Invited Speakers


Judy Hoffman
University of California, Berkeley.

Title: Adapting Deep Networks Across Domains, Modalities, and Tasks

Abstract: Most deep visual recognition systems learn concepts directly from a large collection of manually annotated images/videos. However, this model is susceptible to biases in the labeled data and often fails to generalize to new scenarios. Rather than require human supervision for each new task or scenario, we propose adapting deep models for use in a new scenario with limited or no new annotations. Our method directly optimizes the network parameters to improve transferability either by learning a common representation which minimizes the difference between scenarios and by using mid-level supervision for stronger guidance of target training against a source model. We demonstrate our approach for the applications of transferring across domains, different visual recognition tasks, and different visual modalities.


Victor Lempitsky
Skolkovo Institute of Science and Technology.

Title: Deep Model Adaptation using Domain-Adversarial Training

Abstract: Top-performing deep architectures are trained on massive amounts of labeled data. In the absence of labeled data for a certain task, domain adaptation often provides an attractive option given that labeled data of similar nature but from a different domain (e.g. synthetic images) are available. Here, we propose a new approach to domain adaptation in deep architectures that can utilize large amount of labeled data from the source domain and large amount of unlabeled data from the target domain (no labeled target-domain data is necessary for training).

As the training progresses, the approach promotes the emergence of "deep'' features that are (i) discriminative for the main learning task on the source domain and (ii) invariant with respect to the shift between the domains. We show that this adaptation behaviour can be achieved in almost any feed-forward model by augmenting it with few standard layers and a simple new gradient reversal layer. The resulting augmented architecture can be trained using standard backpropagation.

Overall, the approach can be implemented with little effort using any of the deep-learning packages. In our experiments, the method performed very well in a series of image classification experiments, achieving adaptation effect in the presence of big domain shifts and outperforming previous state-of-the-art on Office datasets.


Tinne Tuytelaars
Katholieke Universiteit Leuven.

Title: Domain Adaptation in a Deep Learning Context

Abstract: While new DA methods are starting to appear that simultaneously learn a robust representation for a given task and how to cope with domain changes, we will study a simpler setup, where an off-the-shelve pretrained model is used in combination with traditional domain adaptation methods. Is there still need for domain adaptation when using learnt features? And are DA methods developed for handcrafted features still effective or not?

Additionally, we will show how this setup can be used successfully in the context of object detection, adapting the R-CNN detector to a new dataset without the need for any form of supervision.


Meina Kan
VIPL & ICT, Chinese Academy of Science.

Title: Domain Samples Shifting with Auto Encoder Network for Unsupervised Domain Adaptation
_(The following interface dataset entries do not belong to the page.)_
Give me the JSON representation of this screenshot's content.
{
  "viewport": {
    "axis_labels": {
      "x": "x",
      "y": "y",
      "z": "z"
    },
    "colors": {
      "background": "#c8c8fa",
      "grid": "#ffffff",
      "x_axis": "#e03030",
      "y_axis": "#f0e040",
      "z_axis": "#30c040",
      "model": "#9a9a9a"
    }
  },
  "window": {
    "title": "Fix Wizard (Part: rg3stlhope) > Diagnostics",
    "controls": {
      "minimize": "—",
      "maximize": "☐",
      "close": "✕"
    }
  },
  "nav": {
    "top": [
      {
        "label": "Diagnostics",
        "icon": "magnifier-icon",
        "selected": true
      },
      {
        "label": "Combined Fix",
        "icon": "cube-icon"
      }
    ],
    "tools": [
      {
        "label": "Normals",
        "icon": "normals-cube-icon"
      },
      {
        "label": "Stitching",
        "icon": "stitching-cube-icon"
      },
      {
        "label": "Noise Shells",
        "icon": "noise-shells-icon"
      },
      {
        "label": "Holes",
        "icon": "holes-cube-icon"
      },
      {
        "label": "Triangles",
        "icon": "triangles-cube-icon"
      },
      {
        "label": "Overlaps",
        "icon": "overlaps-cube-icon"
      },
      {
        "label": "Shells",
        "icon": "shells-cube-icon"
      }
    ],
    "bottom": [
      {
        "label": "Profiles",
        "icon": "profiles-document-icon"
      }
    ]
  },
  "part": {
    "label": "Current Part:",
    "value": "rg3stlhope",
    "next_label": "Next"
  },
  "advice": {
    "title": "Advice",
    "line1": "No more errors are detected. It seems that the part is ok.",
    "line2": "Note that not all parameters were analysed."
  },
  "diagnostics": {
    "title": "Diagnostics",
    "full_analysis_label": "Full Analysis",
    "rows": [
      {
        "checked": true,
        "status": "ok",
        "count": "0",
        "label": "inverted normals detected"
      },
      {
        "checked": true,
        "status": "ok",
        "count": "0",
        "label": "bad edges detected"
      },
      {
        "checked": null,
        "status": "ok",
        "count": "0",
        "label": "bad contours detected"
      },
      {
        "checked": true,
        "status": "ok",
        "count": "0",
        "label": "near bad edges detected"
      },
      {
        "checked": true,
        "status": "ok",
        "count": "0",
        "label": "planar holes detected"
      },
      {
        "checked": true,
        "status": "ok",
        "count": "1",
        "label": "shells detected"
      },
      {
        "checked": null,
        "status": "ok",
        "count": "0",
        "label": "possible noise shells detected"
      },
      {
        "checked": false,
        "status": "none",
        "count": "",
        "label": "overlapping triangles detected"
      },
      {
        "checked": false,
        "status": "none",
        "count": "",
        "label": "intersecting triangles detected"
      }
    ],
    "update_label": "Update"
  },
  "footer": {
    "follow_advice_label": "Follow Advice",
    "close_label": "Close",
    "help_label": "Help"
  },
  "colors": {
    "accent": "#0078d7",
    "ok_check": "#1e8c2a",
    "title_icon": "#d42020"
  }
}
Abstract: In this talk, I will present some of our recent works that endeavor to deal with the unsupervised domain adaption problem by shifting instances between domains. Especially, these works attempt to shift the source domains instances to target domain with which a favorable classification model can be learnt for the task on target domain. I will introduce one principal based on sparse representation that is used to enforce the closeness of two domains, and two models that are used to achieve the shifting between domains, i.e., a bi-linear model and a bi-shifting auto-encoder network.